**WORK REQUIRED:**
Copy all the records exactly, but keep the pictures out of your version.

Excerpts from an interface dataset:

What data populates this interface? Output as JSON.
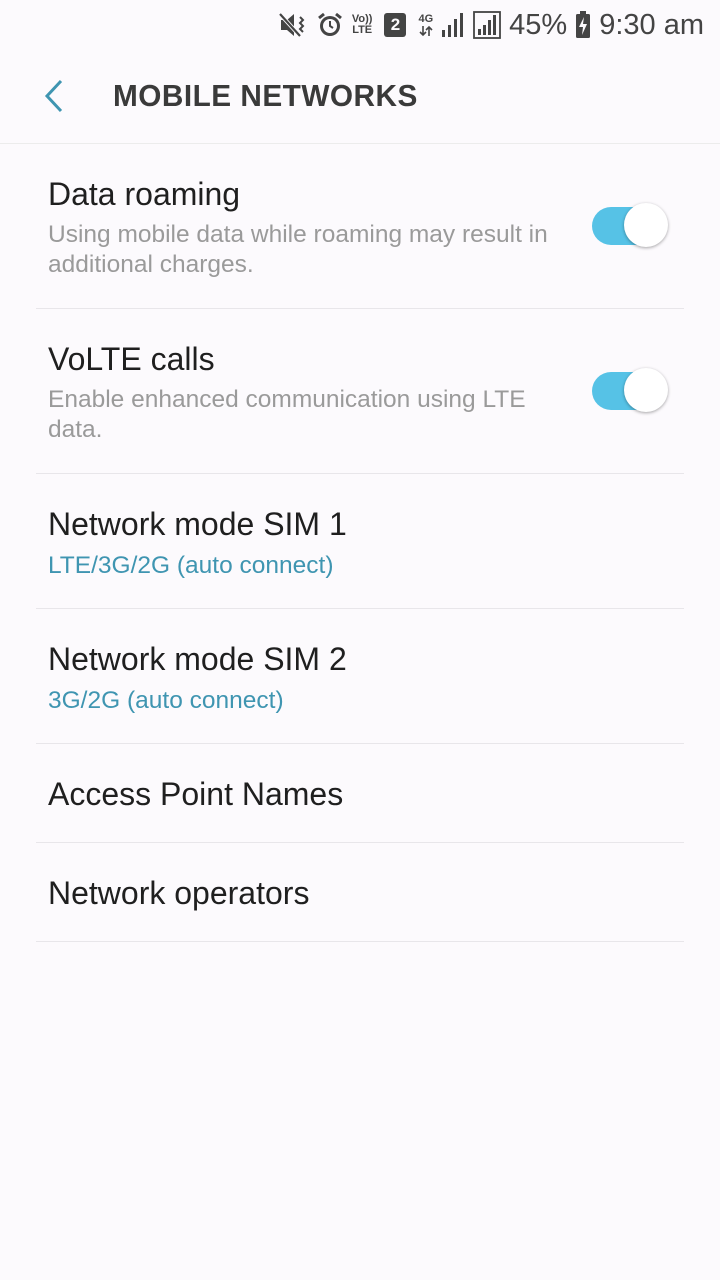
{
  "status_bar": {
    "volte_top": "Vo))",
    "volte_bottom": "LTE",
    "sim_badge": "2",
    "network_type": "4G",
    "battery_percent": "45%",
    "time": "9:30 am"
  },
  "app_bar": {
    "title": "MOBILE NETWORKS"
  },
  "settings": {
    "data_roaming": {
      "title": "Data roaming",
      "subtitle": "Using mobile data while roaming may result in additional charges.",
      "enabled": true
    },
    "volte_calls": {
      "title": "VoLTE calls",
      "subtitle": "Enable enhanced communication using LTE data.",
      "enabled": true
    },
    "network_mode_sim1": {
      "title": "Network mode SIM 1",
      "value": "LTE/3G/2G (auto connect)"
    },
    "network_mode_sim2": {
      "title": "Network mode SIM 2",
      "value": "3G/2G (auto connect)"
    },
    "access_point_names": {
      "title": "Access Point Names"
    },
    "network_operators": {
      "title": "Network operators"
    }
  },
  "colors": {
    "accent": "#56c2e6",
    "value_text": "#3f95b1",
    "back_arrow": "#3f95b1"
  },
  "icons": [
    "mute-icon",
    "alarm-icon",
    "sim-2-badge-icon",
    "data-arrows-icon",
    "signal-icon",
    "signal-icon",
    "battery-charging-icon",
    "back-arrow-icon"
  ]
}
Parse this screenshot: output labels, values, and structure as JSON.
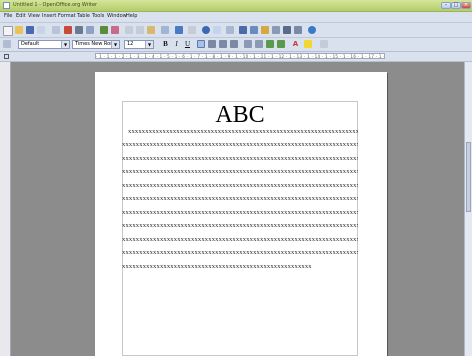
{
  "window": {
    "title": "Untitled 1 - OpenOffice.org Writer"
  },
  "menubar": {
    "items": [
      "File",
      "Edit",
      "View",
      "Insert",
      "Format",
      "Table",
      "Tools",
      "Window",
      "Help"
    ]
  },
  "format_toolbar": {
    "style": "Default",
    "font": "Times New Roman",
    "size": "12",
    "bold": "B",
    "italic": "I",
    "underline": "U"
  },
  "ruler": {
    "scale": "· 1 · 1 · 1 · 2 · 1 · 3 · 1 · 4 · 1 · 5 · 1 · 6 · 1 · 7 · 1 · 8 · 1 · 9 · 1 · 10 · 1 · 11 · 1 · 12 · 1 · 13 · 1 · 14 · 1 · 15 · 1 · 16 · 1 · 17 · 1 · 18 ·"
  },
  "document": {
    "heading": "ABC",
    "lines": [
      "xxxxxxxxxxxxxxxxxxxxxxxxxxxxxxxxxxxxxxxxxxxxxxxxxxxxxxxxxxxxxxxxxxxxx",
      "xxxxxxxxxxxxxxxxxxxxxxxxxxxxxxxxxxxxxxxxxxxxxxxxxxxxxxxxxxxxxxxxxxxxxxx",
      "xxxxxxxxxxxxxxxxxxxxxxxxxxxxxxxxxxxxxxxxxxxxxxxxxxxxxxxxxxxxxxxxxxxxxxx",
      "xxxxxxxxxxxxxxxxxxxxxxxxxxxxxxxxxxxxxxxxxxxxxxxxxxxxxxxxxxxxxxxxxxxxxxx",
      "xxxxxxxxxxxxxxxxxxxxxxxxxxxxxxxxxxxxxxxxxxxxxxxxxxxxxxxxxxxxxxxxxxxxxxx",
      "xxxxxxxxxxxxxxxxxxxxxxxxxxxxxxxxxxxxxxxxxxxxxxxxxxxxxxxxxxxxxxxxxxxxxxx",
      "xxxxxxxxxxxxxxxxxxxxxxxxxxxxxxxxxxxxxxxxxxxxxxxxxxxxxxxxxxxxxxxxxxxxxxx",
      "xxxxxxxxxxxxxxxxxxxxxxxxxxxxxxxxxxxxxxxxxxxxxxxxxxxxxxxxxxxxxxxxxxxxxxx",
      "xxxxxxxxxxxxxxxxxxxxxxxxxxxxxxxxxxxxxxxxxxxxxxxxxxxxxxxxxxxxxxxxxxxxxxx",
      "xxxxxxxxxxxxxxxxxxxxxxxxxxxxxxxxxxxxxxxxxxxxxxxxxxxxxxxxxxxxxxxxxxxxxxx",
      "xxxxxxxxxxxxxxxxxxxxxxxxxxxxxxxxxxxxxxxxxxxxxxxxxxxxxxx"
    ]
  },
  "colors": {
    "titlebar": "#c5da84",
    "chrome": "#d9e1ee",
    "desk": "#8c8c8c",
    "page": "#ffffff"
  }
}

**TASK OUTPUT:**
What data populates this interface? Output as JSON.
{
  "status_bar": {
    "volte_top": "Vo))",
    "volte_bottom": "LTE",
    "sim_badge": "2",
    "network_type": "4G",
    "battery_percent": "45%",
    "time": "9:30 am"
  },
  "app_bar": {
    "title": "MOBILE NETWORKS"
  },
  "settings": {
    "data_roaming": {
      "title": "Data roaming",
      "subtitle": "Using mobile data while roaming may result in additional charges.",
      "enabled": true
    },
    "volte_calls": {
      "title": "VoLTE calls",
      "subtitle": "Enable enhanced communication using LTE data.",
      "enabled": true
    },
    "network_mode_sim1": {
      "title": "Network mode SIM 1",
      "value": "LTE/3G/2G (auto connect)"
    },
    "network_mode_sim2": {
      "title": "Network mode SIM 2",
      "value": "3G/2G (auto connect)"
    },
    "access_point_names": {
      "title": "Access Point Names"
    },
    "network_operators": {
      "title": "Network operators"
    }
  },
  "colors": {
    "accent": "#56c2e6",
    "value_text": "#3f95b1",
    "back_arrow": "#3f95b1"
  },
  "icons": [
    "mute-icon",
    "alarm-icon",
    "sim-2-badge-icon",
    "data-arrows-icon",
    "signal-icon",
    "signal-icon",
    "battery-charging-icon",
    "back-arrow-icon"
  ]
}
Parse this screenshot: output labels, values, and structure as JSON.
{
  "window": {
    "title": "Untitled 1 - OpenOffice.org Writer"
  },
  "menubar": {
    "items": [
      "File",
      "Edit",
      "View",
      "Insert",
      "Format",
      "Table",
      "Tools",
      "Window",
      "Help"
    ]
  },
  "format_toolbar": {
    "style": "Default",
    "font": "Times New Roman",
    "size": "12",
    "bold": "B",
    "italic": "I",
    "underline": "U"
  },
  "ruler": {
    "scale": "· 1 · 1 · 1 · 2 · 1 · 3 · 1 · 4 · 1 · 5 · 1 · 6 · 1 · 7 · 1 · 8 · 1 · 9 · 1 · 10 · 1 · 11 · 1 · 12 · 1 · 13 · 1 · 14 · 1 · 15 · 1 · 16 · 1 · 17 · 1 · 18 ·"
  },
  "document": {
    "heading": "ABC",
    "lines": [
      "xxxxxxxxxxxxxxxxxxxxxxxxxxxxxxxxxxxxxxxxxxxxxxxxxxxxxxxxxxxxxxxxxxxxx",
      "xxxxxxxxxxxxxxxxxxxxxxxxxxxxxxxxxxxxxxxxxxxxxxxxxxxxxxxxxxxxxxxxxxxxxxx",
      "xxxxxxxxxxxxxxxxxxxxxxxxxxxxxxxxxxxxxxxxxxxxxxxxxxxxxxxxxxxxxxxxxxxxxxx",
      "xxxxxxxxxxxxxxxxxxxxxxxxxxxxxxxxxxxxxxxxxxxxxxxxxxxxxxxxxxxxxxxxxxxxxxx",
      "xxxxxxxxxxxxxxxxxxxxxxxxxxxxxxxxxxxxxxxxxxxxxxxxxxxxxxxxxxxxxxxxxxxxxxx",
      "xxxxxxxxxxxxxxxxxxxxxxxxxxxxxxxxxxxxxxxxxxxxxxxxxxxxxxxxxxxxxxxxxxxxxxx",
      "xxxxxxxxxxxxxxxxxxxxxxxxxxxxxxxxxxxxxxxxxxxxxxxxxxxxxxxxxxxxxxxxxxxxxxx",
      "xxxxxxxxxxxxxxxxxxxxxxxxxxxxxxxxxxxxxxxxxxxxxxxxxxxxxxxxxxxxxxxxxxxxxxx",
      "xxxxxxxxxxxxxxxxxxxxxxxxxxxxxxxxxxxxxxxxxxxxxxxxxxxxxxxxxxxxxxxxxxxxxxx",
      "xxxxxxxxxxxxxxxxxxxxxxxxxxxxxxxxxxxxxxxxxxxxxxxxxxxxxxxxxxxxxxxxxxxxxxx",
      "xxxxxxxxxxxxxxxxxxxxxxxxxxxxxxxxxxxxxxxxxxxxxxxxxxxxxxx"
    ]
  },
  "colors": {
    "titlebar": "#c5da84",
    "chrome": "#d9e1ee",
    "desk": "#8c8c8c",
    "page": "#ffffff"
  }
}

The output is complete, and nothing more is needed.